Billy and Bobby defied age restrictions signing up with the RCAF at age seventeen.
Hand shake between father and son (Bert and Billy). Photo courtesy of Billy Bessent
They graduated as gunners and in Halifax boarded the Queen Mary for England and active service overseas. As far as we know Billy and Bobby did not play hockey overseas like their buddies, Charlie Turner, Roy Wright and several others. The wartime teams in England did not know what they missed by overlooking the Bessent twins. Perhaps they were considered too small to play the game with the big boys. How wrong they were. Billy and Bobby could hold their own in any company and I would be willing to bet that their skates made the journey overseas with them and they would have been available. Sadly Bobby did not survive the war. Following a bombing mission his plane crash-landed in heavy fog. Except for the pilot and tail gunner the crew perished as the plane burned. The pilot watched in horror.
Max and Billy’s Legacy
Two veterans of WW11 and Grande Prairie ice hockey heroes are still with us here in Grande Prairie - Billy Bessent and Max Henning. Both are decorated war veterans having received the Distinguished Flying Medal of Honour.
Max Henning and his medal. Photo by Stan Neufeld
Billy and his crew. Photo courtesy of Billy Bessent
Billy Bessent and Max Henning wore sweaters like these representing five different local senior hockey teams-think of the history. Photo by Stan Neufeld
Billy and Max presented this photo to Stan Neufeld in 2002 and planted a seed for creation of the Grande Prairie Legends of Hockey project . They are founding committee members who have now passed the torch to sons Bill and Cam so the Bessent-Henning legacy lives on. Photo by Stan Neufeld
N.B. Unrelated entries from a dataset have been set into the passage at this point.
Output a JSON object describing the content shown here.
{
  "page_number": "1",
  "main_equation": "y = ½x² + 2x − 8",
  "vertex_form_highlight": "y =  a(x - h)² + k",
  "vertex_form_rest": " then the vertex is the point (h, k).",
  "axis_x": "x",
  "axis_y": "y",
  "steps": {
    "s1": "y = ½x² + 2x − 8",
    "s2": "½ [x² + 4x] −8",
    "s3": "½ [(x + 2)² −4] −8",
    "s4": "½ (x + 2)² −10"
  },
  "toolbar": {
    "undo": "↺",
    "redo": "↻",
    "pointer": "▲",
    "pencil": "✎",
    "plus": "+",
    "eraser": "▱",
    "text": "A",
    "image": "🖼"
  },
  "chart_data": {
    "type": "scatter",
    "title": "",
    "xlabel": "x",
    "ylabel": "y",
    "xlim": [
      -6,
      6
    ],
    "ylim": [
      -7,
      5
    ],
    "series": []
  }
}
We don’t know if Max ever owned a pair of Tacks. I (Stan) do recall a conversation with Max in which he reported that during the depression funds for hockey equipment and skates were very limited. He wore magazines for shin pads held in place by tire tube rubber rings and fought with other kids for sticks that were broken during senior games they watched. “I remember my first pair of skates. They were old style tube skates that my Dad purchased for $4.95 – three sizes too big so I would not quickly grow out of them. We could trade in our old skates for new ones at the local hardware store but that was too expensive so old skates were repaired as long as they fit. I was a “trend-setter” when I purchased a new pair of CCMs with diamond shaped tubes. I was flattered, when others including hockey Legend Charlie Turner who was twelve years older followed my lead.” (Max).
What’s In A Skate? - Modern Technology
So you ask again – What’s in a pair of skates? Here’s what – the ability of a hockey player to rush down the ice and in the confined space of a hockey rink (200 X 85 ft) reach speeds of up to 20mph while dipsy doodling around a defenseman. Conversely skates enable a defenseman to make quick lateral moves preventing tricky forwards from reaching the goalie. What would a hockey player do to own a pair of Tacks? How about splitting a mountain of wood for a neighbour? How about shoveling tons of snow from driveways in town? or spending hours on the corner of 101st and Richmond Ave. in the numbing cold as a street seller of Edmonton Journals for a few bucks? - anything for a pair of Tacks.
Billy – when you are no longer with us we will proudly show off your skates. They will remind us your story and our hockey history.
Billy Bessent with his Red Devils photo on the wall of the Legends Lounge at the Coke Centre. Photo by Stan Neufeld
Grande Prairie Hockey Legends is researched, written and presented by Stan and Ron Neufeld